PHUKET: Thailand is bidding to become the official global hub of the rubber industry, and believes that with cooperation from other Asean countries it can drive the growth of the industry worldwide.
The bid was launched at the three-day Asean Rubber Conference held recently at the Hilton Phuket Arcadia Resort and Spa, which also heard some controversial proposals for the future of the rubber industry when the Asean Economic Community (AEC) comes into being in 2015.
The conference brought together delegates from the 10 Asean member-countries and the world’s main rubber buyers – China, Japan, and India.
Thailand’s claim to be the hub of the industry is backed up by the fact that it is the world’s number one rubber producer, with an annual output of 3.1 million tons, of which as much as 78 per cent is exported. Less than 12 per cent is used for value-added production in Thailand, while 10 per cent goes into a government stockpile.
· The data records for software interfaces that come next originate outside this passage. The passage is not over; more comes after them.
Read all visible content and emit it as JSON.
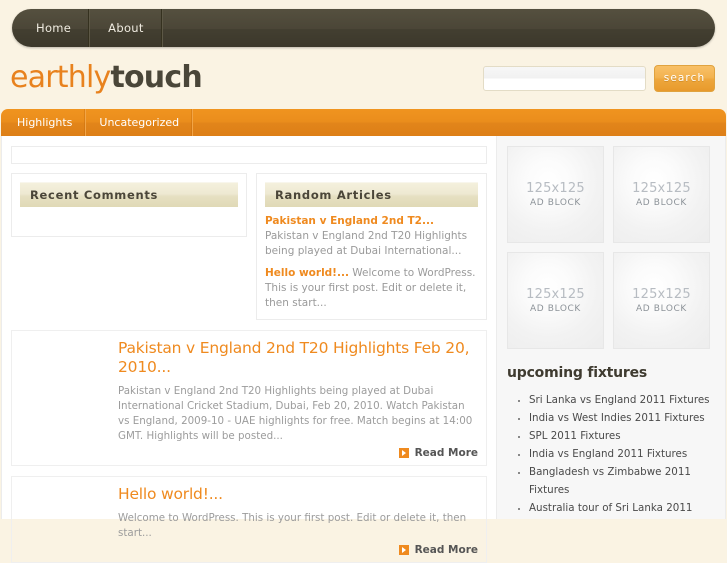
{
  "topnav": {
    "items": [
      {
        "label": "Home"
      },
      {
        "label": "About"
      }
    ]
  },
  "brand": {
    "logo_first": "earthly",
    "logo_second": "touch",
    "logo_color_first": "#e8821e",
    "logo_color_second": "#4a4639"
  },
  "search": {
    "value": "",
    "placeholder": "",
    "button_label": "search"
  },
  "categories": {
    "items": [
      {
        "label": "Highlights"
      },
      {
        "label": "Uncategorized"
      }
    ]
  },
  "widgets": {
    "recent_comments": {
      "title": "Recent Comments",
      "items": []
    },
    "random_articles": {
      "title": "Random Articles",
      "items": [
        {
          "link": "Pakistan v England 2nd T2...",
          "excerpt": " Pakistan v England 2nd T20 Highlights being played at Dubai International..."
        },
        {
          "link": "Hello world!...",
          "excerpt": " Welcome to WordPress. This is your first post. Edit or delete it, then start..."
        }
      ]
    }
  },
  "articles": [
    {
      "title": "Pakistan v England 2nd T20 Highlights Feb 20, 2010...",
      "excerpt": "Pakistan v England 2nd T20 Highlights being played at Dubai International Cricket Stadium, Dubai, Feb 20, 2010. Watch Pakistan vs England, 2009-10 - UAE highlights for free. Match begins at 14:00 GMT. Highlights will be posted...",
      "read_more": "Read More"
    },
    {
      "title": "Hello world!...",
      "excerpt": "Welcome to WordPress. This is your first post. Edit or delete it, then start...",
      "read_more": "Read More"
    }
  ],
  "sidebar": {
    "ads": [
      {
        "size": "125x125",
        "label": "AD BLOCK"
      },
      {
        "size": "125x125",
        "label": "AD BLOCK"
      },
      {
        "size": "125x125",
        "label": "AD BLOCK"
      },
      {
        "size": "125x125",
        "label": "AD BLOCK"
      }
    ],
    "fixtures_title": "upcoming fixtures",
    "fixtures": [
      {
        "label": "Sri Lanka vs England 2011 Fixtures"
      },
      {
        "label": "India vs West Indies 2011 Fixtures"
      },
      {
        "label": "SPL 2011 Fixtures"
      },
      {
        "label": "India vs England 2011 Fixtures"
      },
      {
        "label": "Bangladesh vs Zimbabwe 2011 Fixtures"
      },
      {
        "label": "Australia tour of Sri Lanka 2011"
      }
    ]
  },
  "theme": {
    "page_background": "#faf3e3",
    "accent_orange": "#ef8a1f",
    "nav_dark": "#4b4637"
  }
}
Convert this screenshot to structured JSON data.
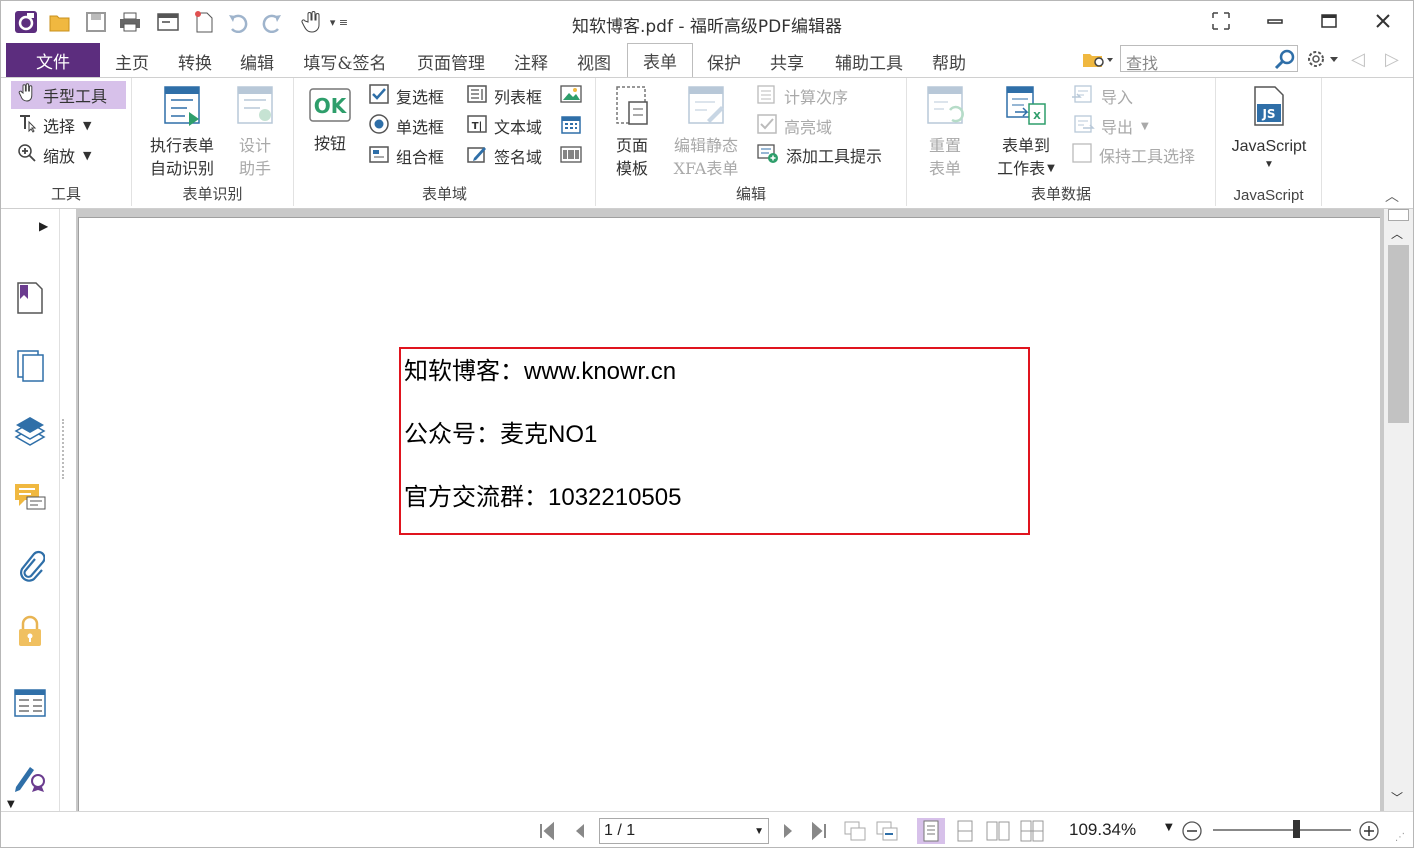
{
  "app": {
    "title": "知软博客.pdf - 福昕高级PDF编辑器",
    "colors": {
      "accent": "#5c2d7e",
      "highlight": "#d7c1ea",
      "box": "#e0141e",
      "icon": "#2f6fa8"
    }
  },
  "quick_access": [
    "app-logo-icon",
    "open-icon",
    "save-icon",
    "print-icon",
    "window-icon",
    "new-icon",
    "undo-icon",
    "redo-icon",
    "hand-icon",
    "customize-icon"
  ],
  "menu": {
    "tabs": [
      "文件",
      "主页",
      "转换",
      "编辑",
      "填写&签名",
      "页面管理",
      "注释",
      "视图",
      "表单",
      "保护",
      "共享",
      "辅助工具",
      "帮助"
    ],
    "active": "表单",
    "search_placeholder": "查找"
  },
  "ribbon": {
    "tools": {
      "hand": "手型工具",
      "select": "选择",
      "zoom": "缩放",
      "label": "工具"
    },
    "recog": {
      "run1": "执行表单",
      "run2": "自动识别",
      "design1": "设计",
      "design2": "助手",
      "label": "表单识别"
    },
    "fields": {
      "button": "按钮",
      "checkbox": "复选框",
      "radio": "单选框",
      "combo": "组合框",
      "listbox": "列表框",
      "textfield": "文本域",
      "signature": "签名域",
      "label": "表单域"
    },
    "edit": {
      "page1": "页面",
      "page2": "模板",
      "xfa1": "编辑静态",
      "xfa2": "XFA表单",
      "calc": "计算次序",
      "highlight": "高亮域",
      "tooltip": "添加工具提示",
      "label": "编辑"
    },
    "data": {
      "reset1": "重置",
      "reset2": "表单",
      "toSheet1": "表单到",
      "toSheet2": "工作表",
      "import": "导入",
      "export": "导出",
      "keep": "保持工具选择",
      "label": "表单数据"
    },
    "js": {
      "title": "JavaScript",
      "label": "JavaScript"
    }
  },
  "document": {
    "lines": [
      "知软博客：www.knowr.cn",
      "公众号：麦克NO1",
      "官方交流群：1032210505"
    ]
  },
  "status": {
    "page": "1 / 1",
    "zoom": "109.34%",
    "zoom_level": 0.6
  }
}
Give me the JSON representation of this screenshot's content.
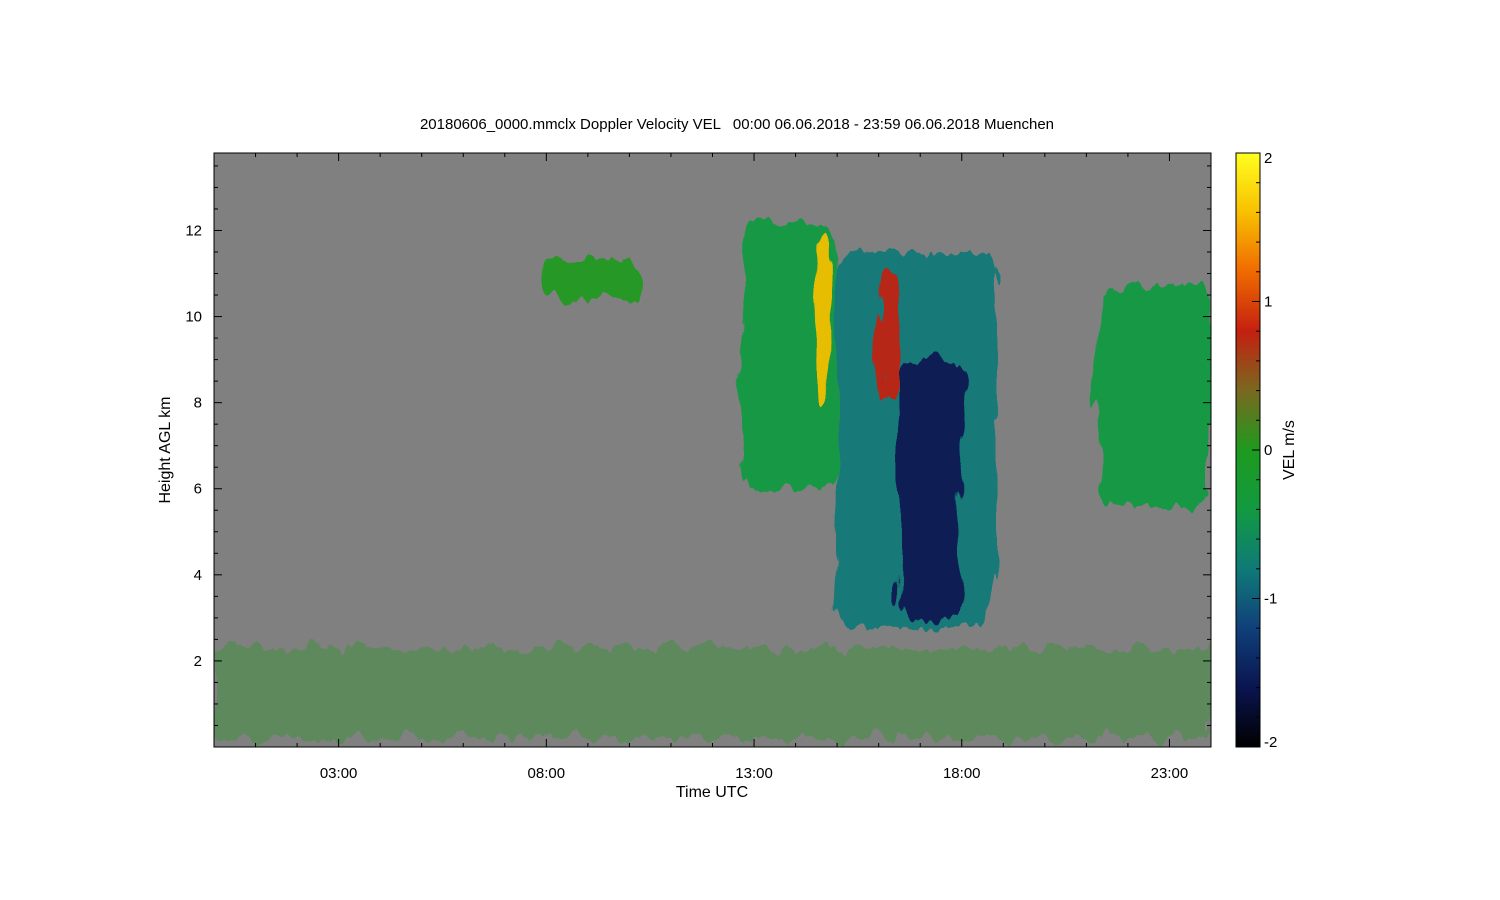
{
  "chart_data": {
    "type": "heatmap",
    "title": "20180606_0000.mmclx Doppler Velocity VEL   00:00 06.06.2018 - 23:59 06.06.2018 Muenchen",
    "xlabel": "Time UTC",
    "ylabel": "Height AGL km",
    "x_unit": "hour UTC",
    "xlim": [
      0.0,
      24.0
    ],
    "ylim": [
      0.0,
      13.8
    ],
    "x_ticks": [
      3,
      8,
      13,
      18,
      23
    ],
    "x_tick_labels": [
      "03:00",
      "08:00",
      "13:00",
      "18:00",
      "23:00"
    ],
    "y_ticks": [
      2,
      4,
      6,
      8,
      10,
      12
    ],
    "y_tick_labels": [
      "2",
      "4",
      "6",
      "8",
      "10",
      "12"
    ],
    "background_color": "#808080",
    "colorbar": {
      "label": "VEL m/s",
      "range": [
        -2,
        2
      ],
      "ticks": [
        -2,
        -1,
        0,
        1,
        2
      ],
      "tick_labels": [
        "-2",
        "-1",
        "0",
        "1",
        "2"
      ],
      "stops": [
        "#000000",
        "#0a1550",
        "#10407a",
        "#0f7a78",
        "#129a40",
        "#1e9a1e",
        "#7a6820",
        "#c42010",
        "#f06a00",
        "#f8c000",
        "#ffff20"
      ]
    },
    "regions": [
      {
        "name": "cirrus-morning",
        "t": [
          7.8,
          10.3
        ],
        "h": [
          10.4,
          11.3
        ],
        "vel": -0.2
      },
      {
        "name": "cloud-main-west",
        "t": [
          12.7,
          15.0
        ],
        "h": [
          6.0,
          12.2
        ],
        "vel": -0.6
      },
      {
        "name": "fallstreak-yellow",
        "t": [
          14.5,
          14.8
        ],
        "h": [
          8.0,
          12.0
        ],
        "vel": 1.6
      },
      {
        "name": "cloud-main-east",
        "t": [
          15.0,
          18.8
        ],
        "h": [
          2.8,
          11.5
        ],
        "vel": -0.8
      },
      {
        "name": "core-downdraft",
        "t": [
          16.5,
          18.0
        ],
        "h": [
          3.0,
          9.0
        ],
        "vel": -1.6
      },
      {
        "name": "updraft-red",
        "t": [
          16.0,
          16.5
        ],
        "h": [
          8.0,
          11.0
        ],
        "vel": 0.7
      },
      {
        "name": "cloud-evening",
        "t": [
          21.3,
          24.0
        ],
        "h": [
          5.6,
          10.7
        ],
        "vel": -0.3
      },
      {
        "name": "boundary-layer-echo",
        "t": [
          0.0,
          24.0
        ],
        "h": [
          0.2,
          2.3
        ],
        "vel": 0.0
      }
    ]
  }
}
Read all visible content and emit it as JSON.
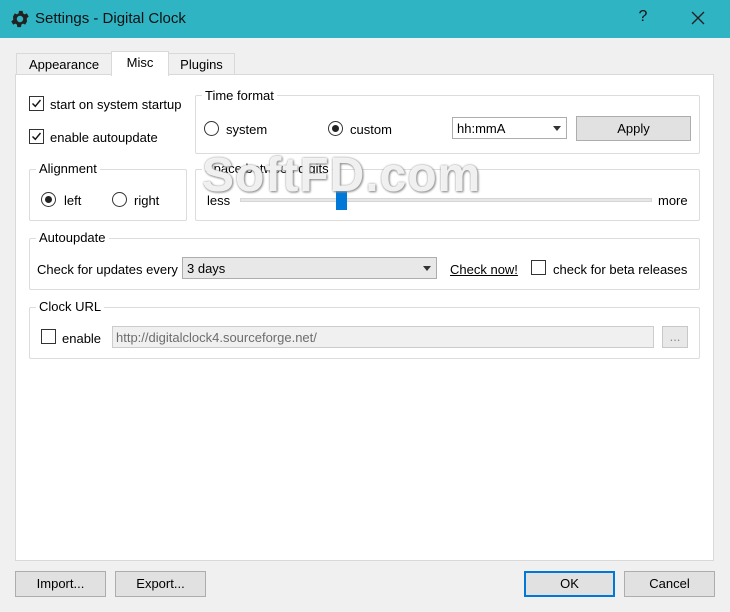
{
  "window": {
    "title": "Settings - Digital Clock",
    "help": "?"
  },
  "tabs": [
    {
      "label": "Appearance",
      "active": false
    },
    {
      "label": "Misc",
      "active": true
    },
    {
      "label": "Plugins",
      "active": false
    }
  ],
  "startup": {
    "start_label": "start on system startup",
    "start_checked": true,
    "autoupdate_label": "enable autoupdate",
    "autoupdate_checked": true
  },
  "time_format": {
    "title": "Time format",
    "system_label": "system",
    "custom_label": "custom",
    "selected": "custom",
    "format_value": "hh:mmA",
    "apply_label": "Apply"
  },
  "alignment": {
    "title": "Alignment",
    "left_label": "left",
    "right_label": "right",
    "selected": "left"
  },
  "spacing": {
    "title": "Space between digits",
    "less_label": "less",
    "more_label": "more",
    "level": 0.24
  },
  "autoupdate": {
    "title": "Autoupdate",
    "check_label": "Check for updates every",
    "interval_value": "3 days",
    "check_now_label": "Check now!",
    "beta_label": "check for beta releases",
    "beta_checked": false
  },
  "clock_url": {
    "title": "Clock URL",
    "enable_label": "enable",
    "enable_checked": false,
    "url_value": "http://digitalclock4.sourceforge.net/",
    "browse_label": "..."
  },
  "footer": {
    "import_label": "Import...",
    "export_label": "Export...",
    "ok_label": "OK",
    "cancel_label": "Cancel"
  },
  "watermark": "SoftFD.com",
  "colors": {
    "titlebar": "#2fb4c4",
    "accent": "#0078d7"
  }
}
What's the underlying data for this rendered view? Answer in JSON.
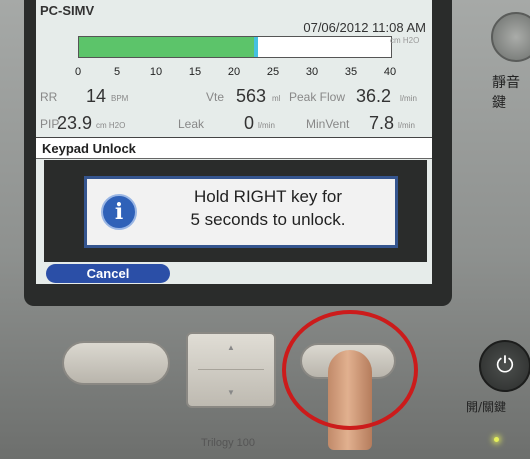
{
  "screen": {
    "mode": "PC-SIMV",
    "datetime": "07/06/2012 11:08 AM",
    "pressure_bar": {
      "fill_fraction": 0.56,
      "scale": [
        "0",
        "5",
        "10",
        "15",
        "20",
        "25",
        "30",
        "35",
        "40"
      ],
      "unit": "cm H2O"
    },
    "rr": {
      "label": "RR",
      "value": "14",
      "unit": "BPM"
    },
    "vte": {
      "label": "Vte",
      "value": "563",
      "unit": "ml"
    },
    "peak_flow": {
      "label": "Peak Flow",
      "value": "36.2",
      "unit": "l/min"
    },
    "pip": {
      "label": "PIP",
      "value": "23.9",
      "unit": "cm H2O"
    },
    "leak": {
      "label": "Leak",
      "value": "0",
      "unit": "l/min"
    },
    "min_vent": {
      "label": "MinVent",
      "value": "7.8",
      "unit": "l/min"
    },
    "keypad_title": "Keypad Unlock",
    "message_line1": "Hold RIGHT key for",
    "message_line2": "5 seconds to unlock.",
    "cancel_label": "Cancel"
  },
  "device": {
    "brand": "Trilogy 100",
    "alarm_silence_label": "靜音鍵",
    "power_label": "開/關鍵"
  },
  "icons": {
    "info": "info-icon",
    "power": "power-icon",
    "alarm_silence": "alarm-silence-icon"
  }
}
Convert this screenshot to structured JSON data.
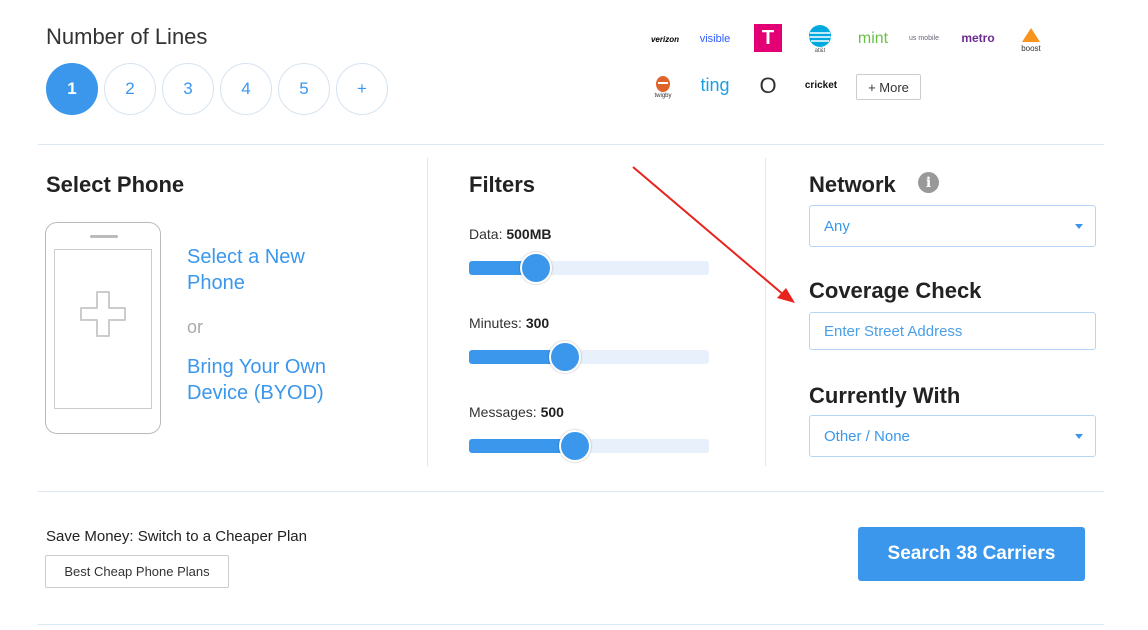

At the opening of the conference, Yuttapong Charasatien, deputy minister of Agriculture and Cooperatives told delegates, “We are encouraging government departments to use more products made from rubber, and we will ask for cooperation among Asean rubber producers to study the likely effects of the creation of the AEC, the benefits, and any adjustments that need to be made.
“This year, we expect that the price of rubber will rise continuously, thanks to the government’s First-Car policy and the improvement in the world economy generally, added to which, the government has a policy to support domestic rubber and to add value to raw rubber.”
He added that if the government can formulate a policy of building rubberised asphalt roads, and can support the industry in other ways, this could help to stabilise rubber prices, which fluctuate wildly.
Dr Pongsak Kerdvongbundit, honorary president of the Thai Rubber Association and director of Thailand’s biggest rubber trader, Von Bundit Co – which is based in Phuket – called for closer cooperation between rubber producing countries over prices.
“This conference has received support from rubber producers in Asean countries as well as world producers and buyers,” he noted.
There are two reasons for this, he said. “First, users expect to pay a suitable price [without major fluctuations]. Second, Asean countries at the moment are all competing on price.
“For example, the price of [similar qualities] of rubber grown in Thailand is about B10 different from the Indonesian price. It is unnecessary to sell rubber at different prices.”
On the positive side, he said, if Thailand could demonstrate that rubberised roads can be built effectively using rubber direct from plantations rather than from used tyres, “Malaysia and Indonesia have told us they will both follow suit. This will increase demand for rubber worldwide and will create a long-lasting price for rubber.
He also noted that tyre-maker Bridgestone plans to build an aircraft tyre plant in Thailand and that “other companies will begin producing premium car tyres in Thailand.”
However, the manager of another major Phuket rubber company, told The Phuket News that any attempt to fix prices across Southeast Asia would fail.
“Thailand, Malaysia and Indonesia have been doing this since last October. The main factor in rubber prices is the world economy. Turnover has dropped, because the Chinese economy is slowing.
“If the demand is not there, we can’t sell. How can we set prices so that they are similar in every country [in Asean]? The currencies are different, the production costs are different, the costs of living are different, and the quality of the rubber varies from one country to another.
What he would like to see, in order to make Thai rubber more competitive, is lower taxes.
The Thai government currently levies a sliding-rate tax on exports of rubber. Currently, with rubber export prices low, the rate is B0.9 per kilo. But when the sale price rises above B100 a kilo, the government takes B5 a kilo.
The manager says this is too high, especially when compared with neighbouring Malaysia, where the maximum rate is equivalent to B1.4 per kilo – which used to be the maximum rate in Thailand until the government bumped up rates in October 2010.
He also argues that the higher the rate of tax, the more vulnerable the system is to corruption.
In an attempt to shore up rubber prices, the government buys 10 per cent of all rubber produced in Thailand and stockpiles it. Yet despite this, world rubber prices are now about B70 a kilo for rubber sheet, less than half the price it fetched in February 2011.
The manager said he felt the government should, instead, be concentrating on reducing exports of raw rubber by promoting the making of value-added products in Thailand, such as tyres, rubber gloves, hoses, condoms and so on.
He believes that 30 to 40 per cent of rubber produced in Thailand should be used to this end, compared with the current 12 per cent.
The manager also poured cold water on the idea of using natural rubber mixed in with asphalt to make rubberised roads.
“It’s not going to happen. There is no credible research into mixing latex with asphalt and even if it could be done the price of building roads with it would be higher than conventional asphalt, and we cannot predict how the roads will perform in the long term.”